• Respondents place an average of 15 online orders
per year, a 50 percent increase over our 2012 survey
• Respondents said they were more likely to order just
about anything online, even large products that they
previously wouldn’t buy without first inspecting in a
store, such as appliances and furniture.
• Consumers want faster delivery. Sixty percent of
respondents said they are willing to wait five or more days
for a delivery, down from 74 percent in our 2012 survey.
• Nearly 75 percent of respondents said that free
shipping options “greatly a;ect” their ordering
decisions, up from 64 percent in our 2012 survey.
These changes in expectations and behavior — in a
relatively short time — have
put an enormous strain on
traditional retailers as they look
to close the gap with online
competition and compete with
other e-commerce options. In
response, many retailers have
started o;ering subsidized
expedited shipping, which
has heightened consumer
expectations but eroded
profits for retailers that lack
infrastructure and scale.
For many traditional retailers,
“ship-from-store” concepts have
o;ered promise but have proven di;cult to execute.
For ship-from-store to succeed, two elements need to
be in place. First, the store needs to possess the desired
inventory, which requires real-time visibility at the store
level. Second, the store needs available labor to pick,
pack, prepare to ship and tender to a carrier — while still
serving in-store customers.
When ship-from-store is executed well, it can relieve
stores of surplus inventory, decrease transit time and
reduce distribution costs driven by origin-to-destination
distances. However, poor execution (which appears
to be prevalent today) can wreak havoc with inventory
management, disappoint customers and require costly
DELIVERY DATA NEEDS
Alongside — and a key part of — the growth of
e-commerce is an explosion of data, both in content and
frequency. On the delivery end, this goes beyond knowing
street addresses and such package specifics as origin,
weight, dimensions and service level. Today, companies
must also factor such considerations as:
• Customer contact details like a mobile phone number
and email address to confirm or communicate changes
• Alternate addresses for instances where mobile
consumers may require a change to the delivery plan
while the package is en route
• Delivery instructions, which can be unique or complex
in more densely populated areas, where leaving an
unattended package on a porch may pose a higher risk
of loss or damage.
Retailers, carriers and distributors need the preceding
information to manage each delivery’s flow, whether to a
residence, business or other location. Executing without
complete, accurate and timely information increases
the risk of failure, which leads to increased cost and
decreased customer satisfaction levels.

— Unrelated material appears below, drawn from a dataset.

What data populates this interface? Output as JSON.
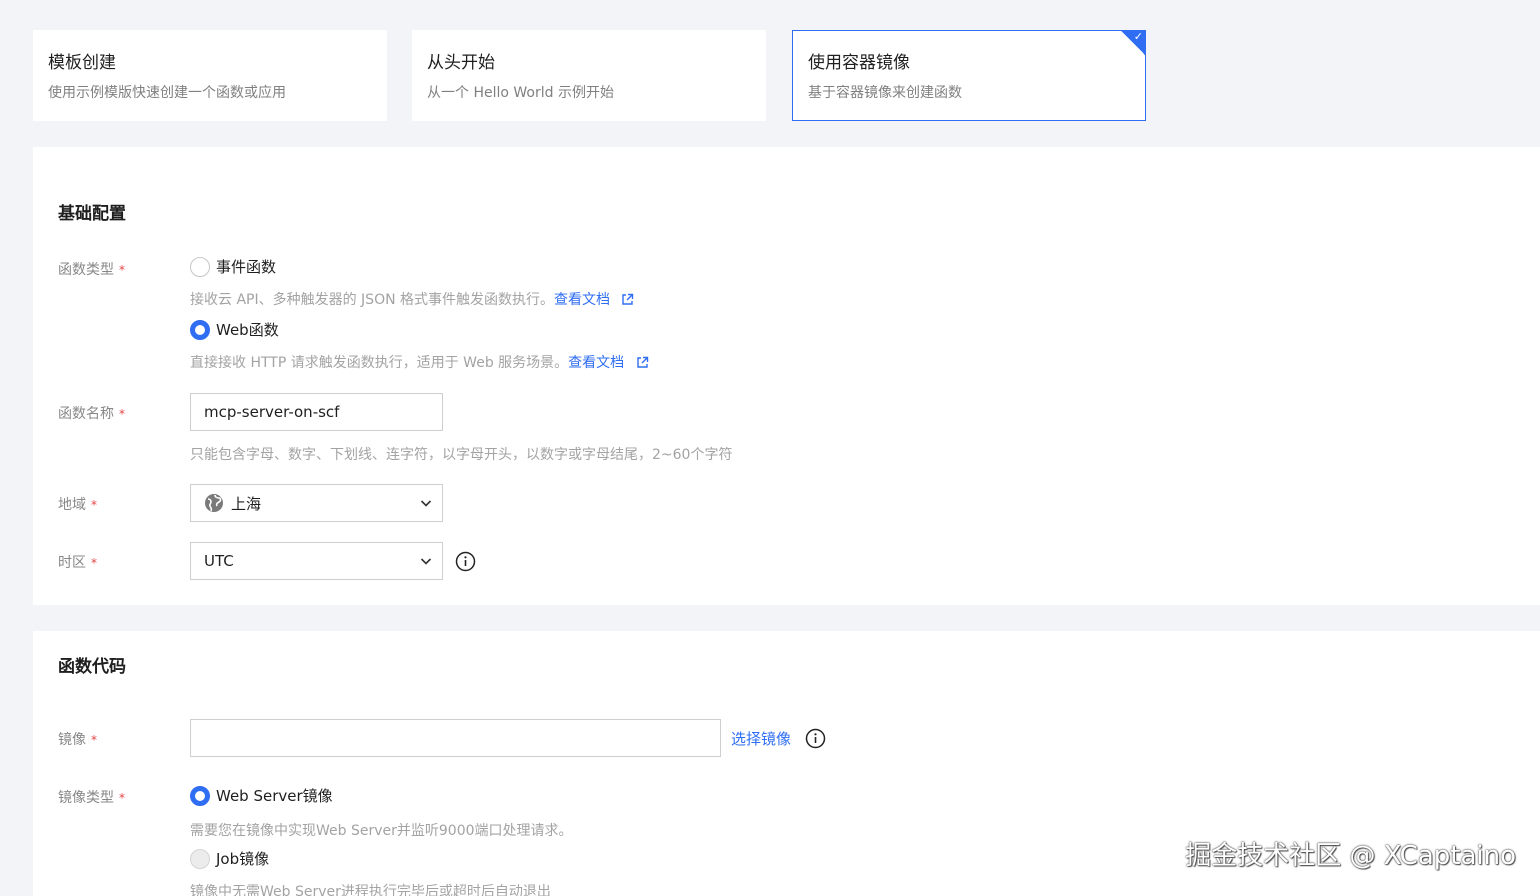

The study also shows that consumers don’t have a
preference as to who delivers a package if it arrives
quickly and at little or no cost.
Traditional retailers are embracing this

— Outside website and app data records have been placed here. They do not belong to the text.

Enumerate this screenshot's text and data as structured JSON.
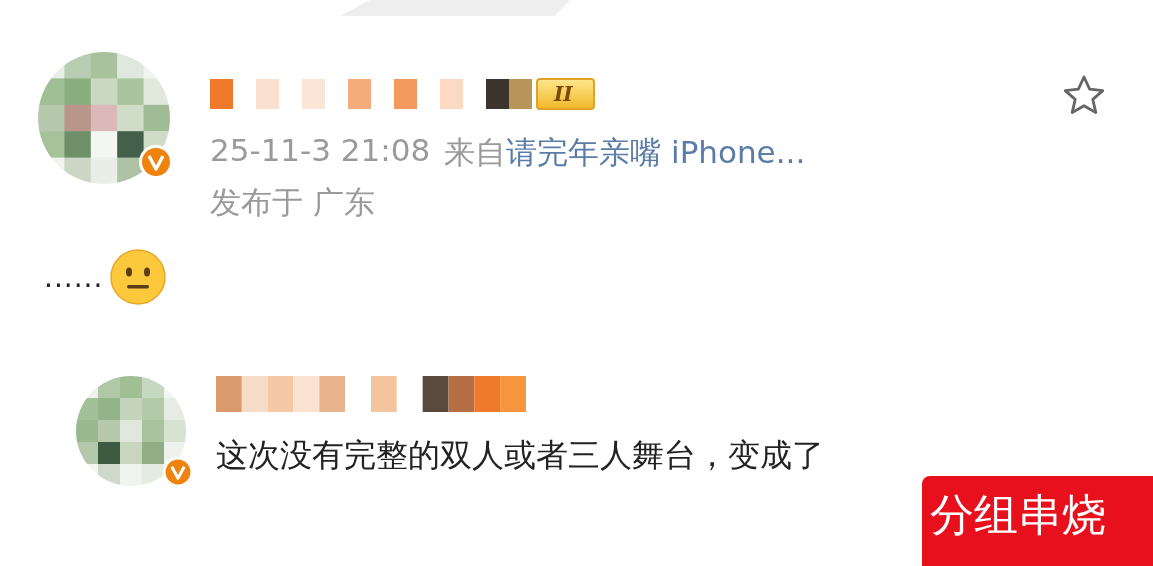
{
  "post": {
    "author_badge": "II",
    "verified": true,
    "time": "25-11-3 21:08",
    "source_prefix": "来自",
    "source": "请完年亲嘴 iPhone...",
    "location": "发布于 广东",
    "content": "......",
    "favorited": false
  },
  "comment": {
    "verified": true,
    "text": "这次没有完整的双人或者三人舞台，变成了",
    "highlight": "分组串烧"
  }
}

trend as they look for new, lower-cost
means to meet changing consumer
However, this creates challenges for
WIN OR LOSE WITH BIG DATA
the legacy logistics service provider
(LSP) community that has long
supported the retail supply chain.
New entrants to the e-commerce
fulfillment and delivery market
provide competitive pressure to
these traditional LSPs: They are
nimbler and are not encumbered by
legacy organizations, infrastructure
and IT systems. Online competitor
investment in logistics capabilities also is disrupting the
traditional delivery landscape.
Ultimately, as consumers continue to increasingly
embrace e-commerce, the winners and losers in both
the retail and logistics industries will be separated by their
mastery of advanced analytics.
Those that collect, manage and leverage data — and the
comprehensive data life cycle — associated with deliveries
and consumers will be able to provide more options and
manage customer expectations. They also will be able
to execute more reliably and more e;ectively control
costs of e-commerce transactions (not to mention
other transactions across traditional and evolving retail
Conversely, those that struggle with managing data
— which is at the heart of e-commerce — will find
themselves at a competitive disadvantage. ISM
Foster Finley is a managing director and co-head of AlixPartners’
operations practice, which includes supply chain, transportation,
logistics and manufacturing consulting, in Atlanta. James Blaeser
is a vice president at AlixPartners’ New York o;ce.
FOR MANY TRADITIONAL
HAVE OFFERED PROMISE
BUT HAVE PROVEN
DIFFICULT TO EXECUTE.